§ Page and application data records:
*** Block opens ***

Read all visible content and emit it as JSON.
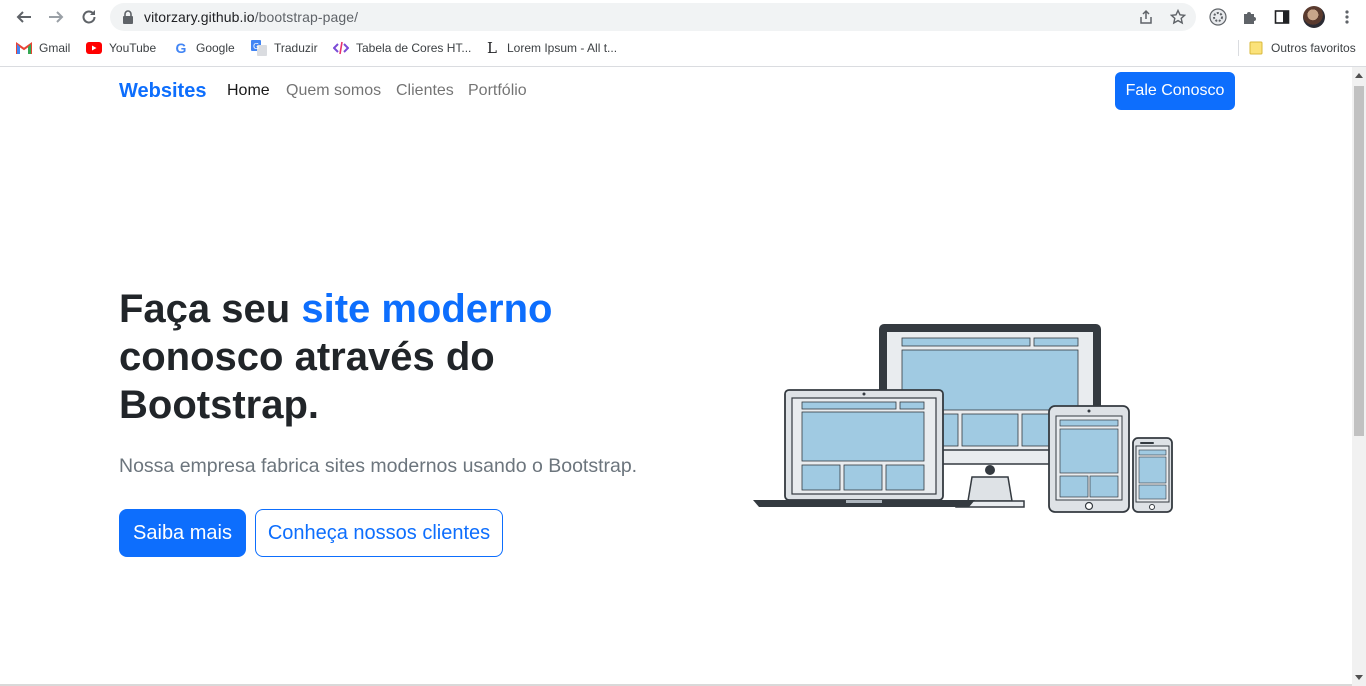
{
  "browser": {
    "url_host": "vitorzary.github.io",
    "url_path": "/bootstrap-page/",
    "bookmarks": [
      {
        "label": "Gmail",
        "icon": "gmail-icon"
      },
      {
        "label": "YouTube",
        "icon": "youtube-icon"
      },
      {
        "label": "Google",
        "icon": "google-icon"
      },
      {
        "label": "Traduzir",
        "icon": "translate-icon"
      },
      {
        "label": "Tabela de Cores HT...",
        "icon": "code-icon"
      },
      {
        "label": "Lorem Ipsum - All t...",
        "icon": "lorem-icon"
      }
    ],
    "other_bookmarks": "Outros favoritos"
  },
  "navbar": {
    "brand": "Websites",
    "links": [
      {
        "label": "Home",
        "active": true
      },
      {
        "label": "Quem somos",
        "active": false
      },
      {
        "label": "Clientes",
        "active": false
      },
      {
        "label": "Portfólio",
        "active": false
      }
    ],
    "cta": "Fale Conosco"
  },
  "hero": {
    "title_part1": "Faça seu ",
    "title_accent": "site moderno",
    "title_part2": "conosco através do Bootstrap.",
    "lead": "Nossa empresa fabrica sites modernos usando o Bootstrap.",
    "primary_button": "Saiba mais",
    "secondary_button": "Conheça nossos clientes"
  },
  "colors": {
    "primary": "#0d6efd",
    "text": "#212529",
    "muted": "#6c757d",
    "screen_blue": "#a0cae2"
  }
}
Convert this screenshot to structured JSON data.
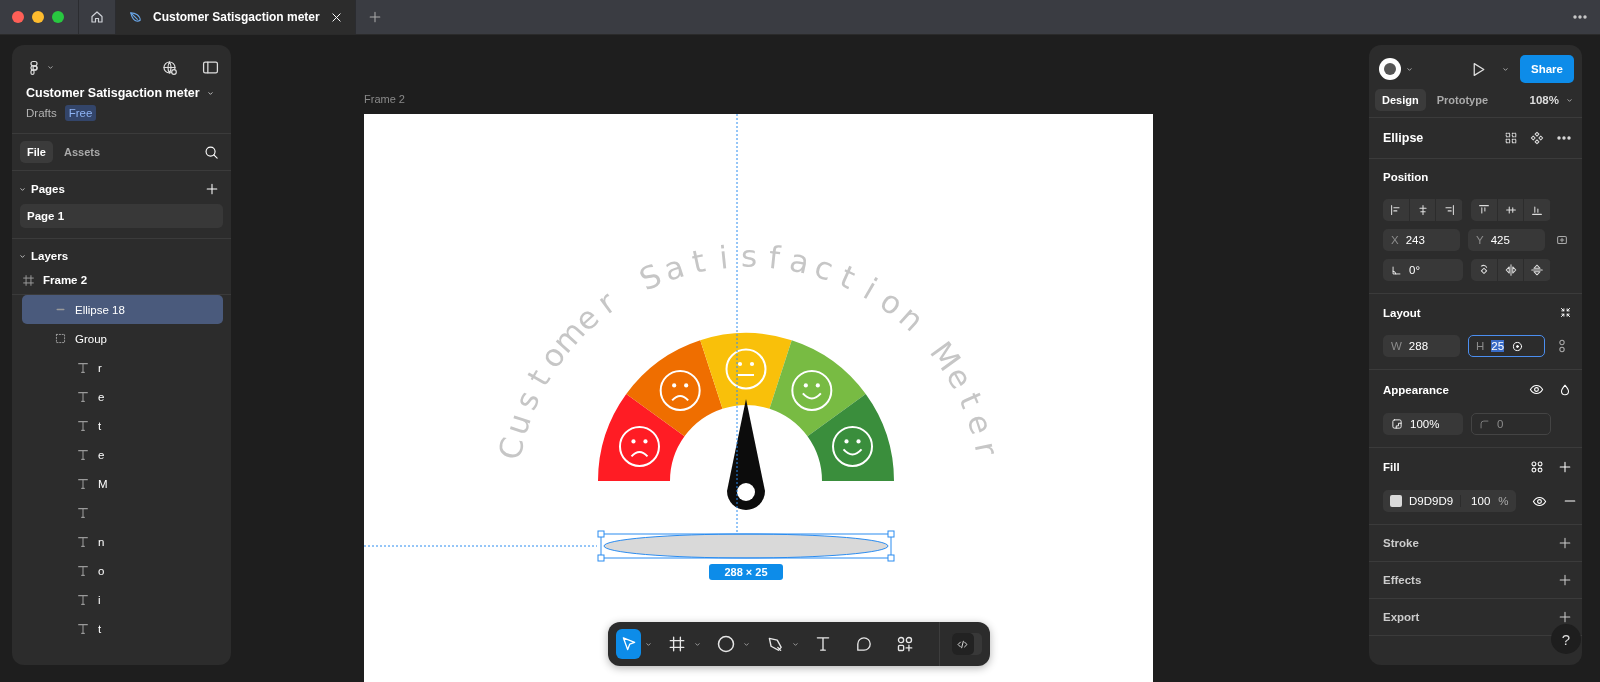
{
  "window": {
    "tabs": [
      {
        "kind": "home",
        "selected": false
      },
      {
        "kind": "file",
        "label": "Customer Satisgaction meter",
        "selected": true
      }
    ]
  },
  "file_header": {
    "name": "Customer Satisgaction meter",
    "location": "Drafts",
    "badge": "Free"
  },
  "left_tabs": [
    {
      "label": "File",
      "selected": true
    },
    {
      "label": "Assets",
      "selected": false
    }
  ],
  "pages": {
    "title": "Pages",
    "expanded": true,
    "items": [
      {
        "label": "Page 1",
        "selected": true
      }
    ]
  },
  "layers": {
    "title": "Layers",
    "expanded": true,
    "items": [
      {
        "kind": "frame",
        "label": "Frame 2",
        "selected": false,
        "children": [
          {
            "kind": "ellipse",
            "label": "Ellipse 18",
            "selected": true
          },
          {
            "kind": "group",
            "label": "Group",
            "selected": false,
            "children": [
              {
                "kind": "text",
                "label": "r",
                "selected": false
              },
              {
                "kind": "text",
                "label": "e",
                "selected": false
              },
              {
                "kind": "text",
                "label": "t",
                "selected": false
              },
              {
                "kind": "text",
                "label": "e",
                "selected": false
              },
              {
                "kind": "text",
                "label": "M",
                "selected": false
              },
              {
                "kind": "text",
                "selected": false
              },
              {
                "kind": "text",
                "label": "n",
                "selected": false
              },
              {
                "kind": "text",
                "label": "o",
                "selected": false
              },
              {
                "kind": "text",
                "label": "i",
                "selected": false
              },
              {
                "kind": "text",
                "label": "t",
                "selected": false
              }
            ]
          }
        ]
      }
    ]
  },
  "canvas": {
    "frame_label": "Frame 2",
    "artwork_title_words": [
      {
        "letters": [
          "C",
          "u",
          "s",
          "t",
          "o",
          "m",
          "e",
          "r"
        ]
      },
      {
        "letters": [
          "S",
          "a",
          "t",
          "i",
          "s",
          "f",
          "a",
          "c",
          "t",
          "i",
          "o",
          "n"
        ]
      },
      {
        "letters": [
          "M",
          "e",
          "t",
          "e",
          "r"
        ]
      }
    ],
    "selection_size": "288 × 25"
  },
  "toolbar": {
    "tools": [
      {
        "kind": "move",
        "selected": true,
        "menu": true
      },
      {
        "kind": "frame",
        "selected": false,
        "menu": true
      },
      {
        "kind": "ellipse",
        "selected": false,
        "menu": true
      },
      {
        "kind": "pen",
        "selected": false,
        "menu": true
      },
      {
        "kind": "text",
        "selected": false,
        "menu": false
      },
      {
        "kind": "comment",
        "selected": false,
        "menu": false
      },
      {
        "kind": "actions",
        "selected": false,
        "menu": false
      }
    ],
    "dev_mode": {
      "on": false
    }
  },
  "right": {
    "share": "Share",
    "tabs": [
      {
        "label": "Design",
        "selected": true
      },
      {
        "label": "Prototype",
        "selected": false
      }
    ],
    "zoom": "108%",
    "selection": "Ellipse",
    "position": {
      "title": "Position",
      "fields": [
        {
          "label": "X",
          "value": "243",
          "focused": false
        },
        {
          "label": "Y",
          "value": "425",
          "focused": false
        }
      ],
      "rotation": "0°"
    },
    "layout": {
      "title": "Layout",
      "fields": [
        {
          "label": "W",
          "value": "288",
          "focused": false
        },
        {
          "label": "H",
          "value": "25",
          "focused": true
        }
      ]
    },
    "appearance": {
      "title": "Appearance",
      "opacity": "100%",
      "radius": "0"
    },
    "fill": {
      "title": "Fill",
      "color": "#d9d9d9",
      "hex": "D9D9D9",
      "opacity": "100",
      "unit": "%"
    },
    "sections": [
      {
        "title": "Stroke"
      },
      {
        "title": "Effects"
      },
      {
        "title": "Export"
      }
    ]
  },
  "help": "?"
}
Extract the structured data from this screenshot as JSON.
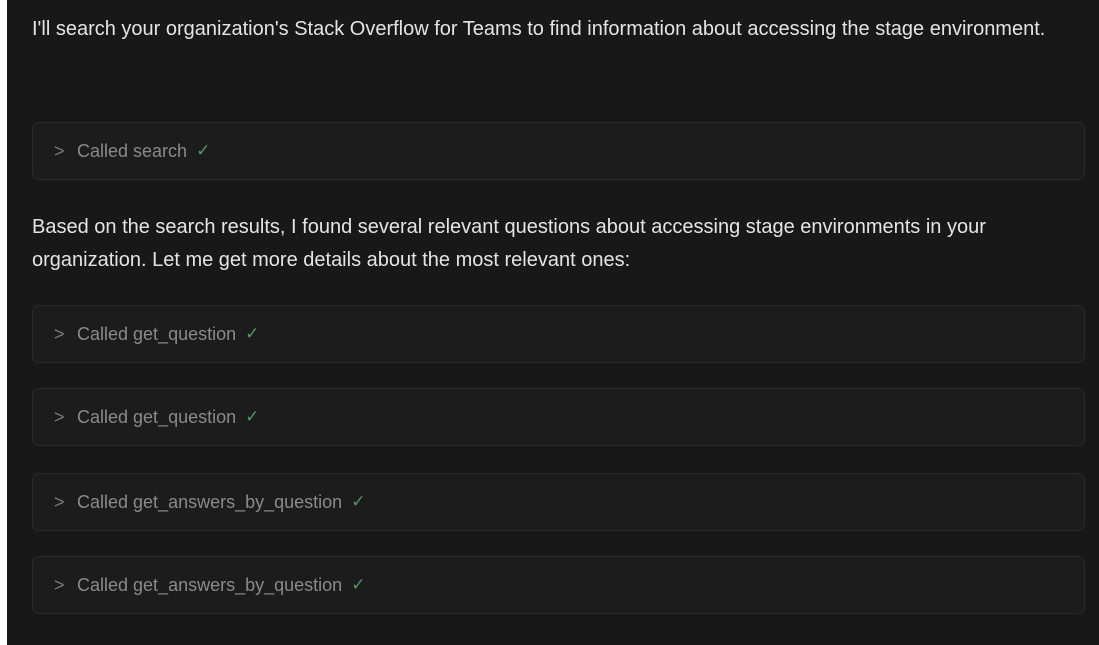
{
  "messages": {
    "intro": "I'll search your organization's Stack Overflow for Teams to find information about accessing the stage environment.",
    "followup": "Based on the search results, I found several relevant questions about accessing stage environments in your organization. Let me get more details about the most relevant ones:"
  },
  "tool_calls": [
    {
      "label": "Called search",
      "status_icon": "checkmark-icon"
    },
    {
      "label": "Called get_question",
      "status_icon": "checkmark-icon"
    },
    {
      "label": "Called get_question",
      "status_icon": "checkmark-icon"
    },
    {
      "label": "Called get_answers_by_question",
      "status_icon": "checkmark-icon"
    },
    {
      "label": "Called get_answers_by_question",
      "status_icon": "checkmark-icon"
    }
  ],
  "colors": {
    "background": "#181818",
    "text": "#e4e4e4",
    "muted": "#8a8a8a",
    "success": "#4f9a62"
  }
}
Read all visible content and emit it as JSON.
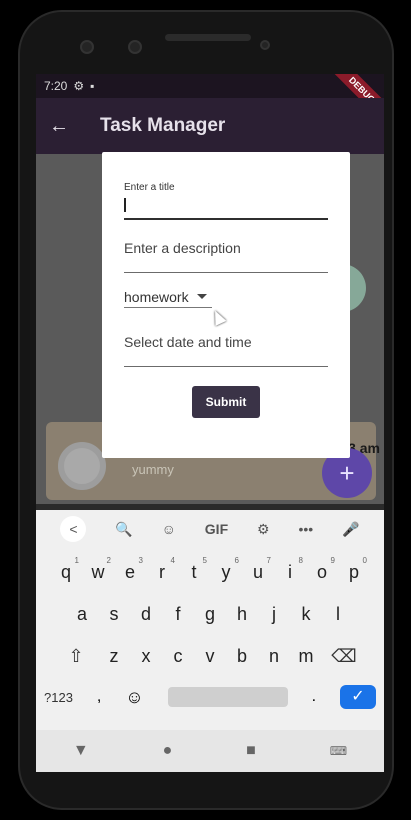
{
  "status_bar": {
    "time": "7:20",
    "debug_banner": "DEBUG"
  },
  "app_bar": {
    "title": "Task Manager"
  },
  "background_card": {
    "subtitle": "yummy",
    "time": "3 am",
    "fab_label": "+"
  },
  "dialog": {
    "title_label": "Enter a title",
    "description_placeholder": "Enter a description",
    "category_selected": "homework",
    "datetime_placeholder": "Select date and time",
    "submit_label": "Submit"
  },
  "keyboard": {
    "toolbar": [
      "<",
      "🔍",
      "☺",
      "GIF",
      "⚙",
      "•••",
      "🎤"
    ],
    "row1": [
      {
        "key": "q",
        "sup": "1"
      },
      {
        "key": "w",
        "sup": "2"
      },
      {
        "key": "e",
        "sup": "3"
      },
      {
        "key": "r",
        "sup": "4"
      },
      {
        "key": "t",
        "sup": "5"
      },
      {
        "key": "y",
        "sup": "6"
      },
      {
        "key": "u",
        "sup": "7"
      },
      {
        "key": "i",
        "sup": "8"
      },
      {
        "key": "o",
        "sup": "9"
      },
      {
        "key": "p",
        "sup": "0"
      }
    ],
    "row2": [
      "a",
      "s",
      "d",
      "f",
      "g",
      "h",
      "j",
      "k",
      "l"
    ],
    "row3": [
      "⇧",
      "z",
      "x",
      "c",
      "v",
      "b",
      "n",
      "m",
      "⌫"
    ],
    "bottom": {
      "symbols": "?123",
      "comma": ",",
      "emoji": "☺",
      "period": ".",
      "enter": "✓"
    }
  },
  "nav_bar": {
    "back": "▼",
    "home": "●",
    "recents": "■",
    "keyboard": "⌨"
  }
}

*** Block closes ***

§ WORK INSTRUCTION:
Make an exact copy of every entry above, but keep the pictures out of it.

§ RESULT OF THIS EXERCISE:
Read all visible content and emit it as JSON.
{
  "browser": {
    "url_host": "vitorzary.github.io",
    "url_path": "/bootstrap-page/",
    "bookmarks": [
      {
        "label": "Gmail",
        "icon": "gmail-icon"
      },
      {
        "label": "YouTube",
        "icon": "youtube-icon"
      },
      {
        "label": "Google",
        "icon": "google-icon"
      },
      {
        "label": "Traduzir",
        "icon": "translate-icon"
      },
      {
        "label": "Tabela de Cores HT...",
        "icon": "code-icon"
      },
      {
        "label": "Lorem Ipsum - All t...",
        "icon": "lorem-icon"
      }
    ],
    "other_bookmarks": "Outros favoritos"
  },
  "navbar": {
    "brand": "Websites",
    "links": [
      {
        "label": "Home",
        "active": true
      },
      {
        "label": "Quem somos",
        "active": false
      },
      {
        "label": "Clientes",
        "active": false
      },
      {
        "label": "Portfólio",
        "active": false
      }
    ],
    "cta": "Fale Conosco"
  },
  "hero": {
    "title_part1": "Faça seu ",
    "title_accent": "site moderno",
    "title_part2": "conosco através do Bootstrap.",
    "lead": "Nossa empresa fabrica sites modernos usando o Bootstrap.",
    "primary_button": "Saiba mais",
    "secondary_button": "Conheça nossos clientes"
  },
  "colors": {
    "primary": "#0d6efd",
    "text": "#212529",
    "muted": "#6c757d",
    "screen_blue": "#a0cae2"
  }
}
Convert this screenshot to structured JSON data.
{
  "window": {
    "tabs": [
      {
        "kind": "home",
        "selected": false
      },
      {
        "kind": "file",
        "label": "Customer Satisgaction meter",
        "selected": true
      }
    ]
  },
  "file_header": {
    "name": "Customer Satisgaction meter",
    "location": "Drafts",
    "badge": "Free"
  },
  "left_tabs": [
    {
      "label": "File",
      "selected": true
    },
    {
      "label": "Assets",
      "selected": false
    }
  ],
  "pages": {
    "title": "Pages",
    "expanded": true,
    "items": [
      {
        "label": "Page 1",
        "selected": true
      }
    ]
  },
  "layers": {
    "title": "Layers",
    "expanded": true,
    "items": [
      {
        "kind": "frame",
        "label": "Frame 2",
        "selected": false,
        "children": [
          {
            "kind": "ellipse",
            "label": "Ellipse 18",
            "selected": true
          },
          {
            "kind": "group",
            "label": "Group",
            "selected": false,
            "children": [
              {
                "kind": "text",
                "label": "r",
                "selected": false
              },
              {
                "kind": "text",
                "label": "e",
                "selected": false
              },
              {
                "kind": "text",
                "label": "t",
                "selected": false
              },
              {
                "kind": "text",
                "label": "e",
                "selected": false
              },
              {
                "kind": "text",
                "label": "M",
                "selected": false
              },
              {
                "kind": "text",
                "selected": false
              },
              {
                "kind": "text",
                "label": "n",
                "selected": false
              },
              {
                "kind": "text",
                "label": "o",
                "selected": false
              },
              {
                "kind": "text",
                "label": "i",
                "selected": false
              },
              {
                "kind": "text",
                "label": "t",
                "selected": false
              }
            ]
          }
        ]
      }
    ]
  },
  "canvas": {
    "frame_label": "Frame 2",
    "artwork_title_words": [
      {
        "letters": [
          "C",
          "u",
          "s",
          "t",
          "o",
          "m",
          "e",
          "r"
        ]
      },
      {
        "letters": [
          "S",
          "a",
          "t",
          "i",
          "s",
          "f",
          "a",
          "c",
          "t",
          "i",
          "o",
          "n"
        ]
      },
      {
        "letters": [
          "M",
          "e",
          "t",
          "e",
          "r"
        ]
      }
    ],
    "selection_size": "288 × 25"
  },
  "toolbar": {
    "tools": [
      {
        "kind": "move",
        "selected": true,
        "menu": true
      },
      {
        "kind": "frame",
        "selected": false,
        "menu": true
      },
      {
        "kind": "ellipse",
        "selected": false,
        "menu": true
      },
      {
        "kind": "pen",
        "selected": false,
        "menu": true
      },
      {
        "kind": "text",
        "selected": false,
        "menu": false
      },
      {
        "kind": "comment",
        "selected": false,
        "menu": false
      },
      {
        "kind": "actions",
        "selected": false,
        "menu": false
      }
    ],
    "dev_mode": {
      "on": false
    }
  },
  "right": {
    "share": "Share",
    "tabs": [
      {
        "label": "Design",
        "selected": true
      },
      {
        "label": "Prototype",
        "selected": false
      }
    ],
    "zoom": "108%",
    "selection": "Ellipse",
    "position": {
      "title": "Position",
      "fields": [
        {
          "label": "X",
          "value": "243",
          "focused": false
        },
        {
          "label": "Y",
          "value": "425",
          "focused": false
        }
      ],
      "rotation": "0°"
    },
    "layout": {
      "title": "Layout",
      "fields": [
        {
          "label": "W",
          "value": "288",
          "focused": false
        },
        {
          "label": "H",
          "value": "25",
          "focused": true
        }
      ]
    },
    "appearance": {
      "title": "Appearance",
      "opacity": "100%",
      "radius": "0"
    },
    "fill": {
      "title": "Fill",
      "color": "#d9d9d9",
      "hex": "D9D9D9",
      "opacity": "100",
      "unit": "%"
    },
    "sections": [
      {
        "title": "Stroke"
      },
      {
        "title": "Effects"
      },
      {
        "title": "Export"
      }
    ]
  },
  "help": "?"
}
Extract the structured data from this screenshot as JSON.
{
  "messages": {
    "intro": "I'll search your organization's Stack Overflow for Teams to find information about accessing the stage environment.",
    "followup": "Based on the search results, I found several relevant questions about accessing stage environments in your organization. Let me get more details about the most relevant ones:"
  },
  "tool_calls": [
    {
      "label": "Called search",
      "status_icon": "checkmark-icon"
    },
    {
      "label": "Called get_question",
      "status_icon": "checkmark-icon"
    },
    {
      "label": "Called get_question",
      "status_icon": "checkmark-icon"
    },
    {
      "label": "Called get_answers_by_question",
      "status_icon": "checkmark-icon"
    },
    {
      "label": "Called get_answers_by_question",
      "status_icon": "checkmark-icon"
    }
  ],
  "colors": {
    "background": "#181818",
    "text": "#e4e4e4",
    "muted": "#8a8a8a",
    "success": "#4f9a62"
  }
}
Read all visible content and emit it as JSON.
{
  "status_bar": {
    "time": "7:20",
    "debug_banner": "DEBUG"
  },
  "app_bar": {
    "title": "Task Manager"
  },
  "background_card": {
    "subtitle": "yummy",
    "time": "3 am",
    "fab_label": "+"
  },
  "dialog": {
    "title_label": "Enter a title",
    "description_placeholder": "Enter a description",
    "category_selected": "homework",
    "datetime_placeholder": "Select date and time",
    "submit_label": "Submit"
  },
  "keyboard": {
    "toolbar": [
      "<",
      "🔍",
      "☺",
      "GIF",
      "⚙",
      "•••",
      "🎤"
    ],
    "row1": [
      {
        "key": "q",
        "sup": "1"
      },
      {
        "key": "w",
        "sup": "2"
      },
      {
        "key": "e",
        "sup": "3"
      },
      {
        "key": "r",
        "sup": "4"
      },
      {
        "key": "t",
        "sup": "5"
      },
      {
        "key": "y",
        "sup": "6"
      },
      {
        "key": "u",
        "sup": "7"
      },
      {
        "key": "i",
        "sup": "8"
      },
      {
        "key": "o",
        "sup": "9"
      },
      {
        "key": "p",
        "sup": "0"
      }
    ],
    "row2": [
      "a",
      "s",
      "d",
      "f",
      "g",
      "h",
      "j",
      "k",
      "l"
    ],
    "row3": [
      "⇧",
      "z",
      "x",
      "c",
      "v",
      "b",
      "n",
      "m",
      "⌫"
    ],
    "bottom": {
      "symbols": "?123",
      "comma": ",",
      "emoji": "☺",
      "period": ".",
      "enter": "✓"
    }
  },
  "nav_bar": {
    "back": "▼",
    "home": "●",
    "recents": "■",
    "keyboard": "⌨"
  }
}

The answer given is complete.